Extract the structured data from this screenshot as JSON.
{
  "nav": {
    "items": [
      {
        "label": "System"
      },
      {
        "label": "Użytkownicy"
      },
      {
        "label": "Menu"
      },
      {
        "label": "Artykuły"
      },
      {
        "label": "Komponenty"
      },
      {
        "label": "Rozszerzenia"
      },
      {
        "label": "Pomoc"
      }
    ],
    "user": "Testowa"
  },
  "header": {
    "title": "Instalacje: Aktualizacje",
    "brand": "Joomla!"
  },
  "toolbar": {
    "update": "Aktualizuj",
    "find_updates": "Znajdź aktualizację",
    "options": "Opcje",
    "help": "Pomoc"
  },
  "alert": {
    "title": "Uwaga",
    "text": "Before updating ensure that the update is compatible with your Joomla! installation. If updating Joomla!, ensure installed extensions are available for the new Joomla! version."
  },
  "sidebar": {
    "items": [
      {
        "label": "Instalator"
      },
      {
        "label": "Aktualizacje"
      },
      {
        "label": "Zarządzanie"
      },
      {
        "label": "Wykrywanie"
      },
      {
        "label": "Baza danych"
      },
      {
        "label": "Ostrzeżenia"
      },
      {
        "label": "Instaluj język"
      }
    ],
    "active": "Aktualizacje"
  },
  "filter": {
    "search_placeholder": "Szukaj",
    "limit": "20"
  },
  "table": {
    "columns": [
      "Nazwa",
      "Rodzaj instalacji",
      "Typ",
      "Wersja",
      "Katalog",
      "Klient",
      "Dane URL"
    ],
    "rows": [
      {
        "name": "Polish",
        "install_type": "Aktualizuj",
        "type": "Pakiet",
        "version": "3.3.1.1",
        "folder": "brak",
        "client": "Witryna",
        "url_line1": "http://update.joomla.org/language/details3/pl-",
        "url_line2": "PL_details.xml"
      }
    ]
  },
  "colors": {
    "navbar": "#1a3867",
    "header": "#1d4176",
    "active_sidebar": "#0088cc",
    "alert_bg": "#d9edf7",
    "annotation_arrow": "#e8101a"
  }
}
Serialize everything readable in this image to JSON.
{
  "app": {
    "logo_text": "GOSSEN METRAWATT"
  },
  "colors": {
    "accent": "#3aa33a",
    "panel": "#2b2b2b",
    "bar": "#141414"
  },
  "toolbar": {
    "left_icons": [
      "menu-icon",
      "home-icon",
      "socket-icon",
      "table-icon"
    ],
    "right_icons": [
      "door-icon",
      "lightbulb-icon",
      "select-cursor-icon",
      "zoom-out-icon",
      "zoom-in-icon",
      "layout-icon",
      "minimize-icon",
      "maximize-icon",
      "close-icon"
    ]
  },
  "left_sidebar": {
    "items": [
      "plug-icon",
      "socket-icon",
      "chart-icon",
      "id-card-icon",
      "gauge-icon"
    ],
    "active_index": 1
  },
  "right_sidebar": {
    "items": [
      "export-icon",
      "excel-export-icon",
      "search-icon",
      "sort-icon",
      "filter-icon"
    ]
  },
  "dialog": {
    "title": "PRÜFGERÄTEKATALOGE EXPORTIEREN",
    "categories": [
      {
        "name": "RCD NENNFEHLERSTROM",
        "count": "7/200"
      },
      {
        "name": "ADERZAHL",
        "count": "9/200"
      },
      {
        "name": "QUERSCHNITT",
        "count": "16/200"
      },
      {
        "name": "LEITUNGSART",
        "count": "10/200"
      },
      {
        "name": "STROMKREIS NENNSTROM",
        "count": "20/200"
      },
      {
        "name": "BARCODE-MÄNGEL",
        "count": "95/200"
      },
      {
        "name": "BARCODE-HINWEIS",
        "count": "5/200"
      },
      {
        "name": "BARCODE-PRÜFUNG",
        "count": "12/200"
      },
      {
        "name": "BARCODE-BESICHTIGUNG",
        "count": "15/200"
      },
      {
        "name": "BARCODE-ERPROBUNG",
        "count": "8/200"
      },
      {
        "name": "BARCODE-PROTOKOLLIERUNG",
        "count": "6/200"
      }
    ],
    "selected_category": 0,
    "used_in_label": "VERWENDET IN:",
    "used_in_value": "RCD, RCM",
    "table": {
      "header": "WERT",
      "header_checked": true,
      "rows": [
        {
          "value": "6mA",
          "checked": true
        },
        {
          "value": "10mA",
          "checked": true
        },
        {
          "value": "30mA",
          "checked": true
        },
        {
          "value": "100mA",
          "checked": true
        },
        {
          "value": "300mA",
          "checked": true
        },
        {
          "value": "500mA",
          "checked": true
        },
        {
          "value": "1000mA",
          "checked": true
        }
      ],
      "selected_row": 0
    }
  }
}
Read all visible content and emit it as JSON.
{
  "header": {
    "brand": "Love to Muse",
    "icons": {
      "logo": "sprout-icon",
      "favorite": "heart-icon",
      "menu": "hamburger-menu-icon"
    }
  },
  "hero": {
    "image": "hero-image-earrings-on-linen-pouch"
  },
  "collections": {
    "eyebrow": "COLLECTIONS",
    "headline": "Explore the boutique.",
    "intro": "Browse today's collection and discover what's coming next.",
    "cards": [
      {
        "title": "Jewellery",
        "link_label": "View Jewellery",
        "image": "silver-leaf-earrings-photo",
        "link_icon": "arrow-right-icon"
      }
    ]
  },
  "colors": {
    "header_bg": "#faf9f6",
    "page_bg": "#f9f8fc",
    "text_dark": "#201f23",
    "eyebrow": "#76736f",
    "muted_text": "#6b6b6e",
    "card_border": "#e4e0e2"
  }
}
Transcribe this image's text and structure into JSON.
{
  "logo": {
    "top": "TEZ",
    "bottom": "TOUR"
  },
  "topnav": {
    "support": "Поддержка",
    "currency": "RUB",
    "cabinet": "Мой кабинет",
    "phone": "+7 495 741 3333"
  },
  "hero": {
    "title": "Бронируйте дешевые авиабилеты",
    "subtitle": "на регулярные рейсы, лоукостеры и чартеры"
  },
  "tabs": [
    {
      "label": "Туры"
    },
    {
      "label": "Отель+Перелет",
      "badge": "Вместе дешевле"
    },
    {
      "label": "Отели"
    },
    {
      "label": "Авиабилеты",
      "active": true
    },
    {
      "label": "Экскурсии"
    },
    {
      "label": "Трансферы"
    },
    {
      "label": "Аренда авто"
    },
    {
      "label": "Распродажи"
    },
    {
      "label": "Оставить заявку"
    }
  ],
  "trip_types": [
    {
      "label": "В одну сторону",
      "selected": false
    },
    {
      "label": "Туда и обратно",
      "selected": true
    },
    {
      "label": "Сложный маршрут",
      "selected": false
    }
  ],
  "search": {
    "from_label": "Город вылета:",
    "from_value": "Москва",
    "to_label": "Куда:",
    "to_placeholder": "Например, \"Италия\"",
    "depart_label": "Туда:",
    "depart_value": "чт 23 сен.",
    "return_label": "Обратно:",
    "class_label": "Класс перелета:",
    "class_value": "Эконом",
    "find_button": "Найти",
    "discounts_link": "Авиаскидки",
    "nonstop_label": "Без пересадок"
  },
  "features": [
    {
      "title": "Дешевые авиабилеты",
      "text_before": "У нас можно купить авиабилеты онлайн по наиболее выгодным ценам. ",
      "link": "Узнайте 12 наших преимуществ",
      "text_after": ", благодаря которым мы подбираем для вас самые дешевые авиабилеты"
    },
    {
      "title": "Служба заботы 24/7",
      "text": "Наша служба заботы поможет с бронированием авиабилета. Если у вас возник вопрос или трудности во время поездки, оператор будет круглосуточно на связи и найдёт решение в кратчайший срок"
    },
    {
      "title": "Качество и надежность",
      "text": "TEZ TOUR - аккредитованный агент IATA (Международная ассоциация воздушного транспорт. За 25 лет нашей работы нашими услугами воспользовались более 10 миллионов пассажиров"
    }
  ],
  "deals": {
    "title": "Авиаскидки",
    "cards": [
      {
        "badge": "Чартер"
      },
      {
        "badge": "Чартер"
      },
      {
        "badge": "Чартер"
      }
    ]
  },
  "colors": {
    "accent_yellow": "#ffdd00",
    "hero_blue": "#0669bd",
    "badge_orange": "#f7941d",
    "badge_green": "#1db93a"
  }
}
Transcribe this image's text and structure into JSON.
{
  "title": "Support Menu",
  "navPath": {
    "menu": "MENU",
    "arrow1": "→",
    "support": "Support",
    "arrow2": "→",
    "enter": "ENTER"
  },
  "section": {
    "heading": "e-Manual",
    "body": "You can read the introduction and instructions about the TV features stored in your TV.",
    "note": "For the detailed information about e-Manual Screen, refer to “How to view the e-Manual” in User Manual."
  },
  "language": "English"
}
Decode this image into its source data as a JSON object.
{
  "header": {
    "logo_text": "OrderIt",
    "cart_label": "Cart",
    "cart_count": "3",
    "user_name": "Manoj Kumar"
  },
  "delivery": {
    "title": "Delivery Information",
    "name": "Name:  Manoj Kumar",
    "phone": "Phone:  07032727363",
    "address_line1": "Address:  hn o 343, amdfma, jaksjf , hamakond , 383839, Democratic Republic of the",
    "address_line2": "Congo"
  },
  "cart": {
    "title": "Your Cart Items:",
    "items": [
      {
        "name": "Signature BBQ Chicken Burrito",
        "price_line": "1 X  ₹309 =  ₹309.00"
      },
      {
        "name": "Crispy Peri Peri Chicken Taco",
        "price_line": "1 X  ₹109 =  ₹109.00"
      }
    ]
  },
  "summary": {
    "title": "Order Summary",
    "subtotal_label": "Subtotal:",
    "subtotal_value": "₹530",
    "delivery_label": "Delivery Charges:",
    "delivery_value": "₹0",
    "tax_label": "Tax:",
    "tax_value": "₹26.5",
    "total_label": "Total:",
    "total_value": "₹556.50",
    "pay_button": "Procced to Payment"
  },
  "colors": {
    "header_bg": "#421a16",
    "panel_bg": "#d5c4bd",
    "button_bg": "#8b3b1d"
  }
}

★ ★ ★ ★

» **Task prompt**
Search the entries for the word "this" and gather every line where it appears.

» **Expected answer**
Extract the structured data from this screenshot as JSON.
Serialize everything readable in this image to JSON.
Transcribe this image's text and structure into JSON.
Transcribe this image's text and structure into JSON.
Decode this image into its source data as a JSON object.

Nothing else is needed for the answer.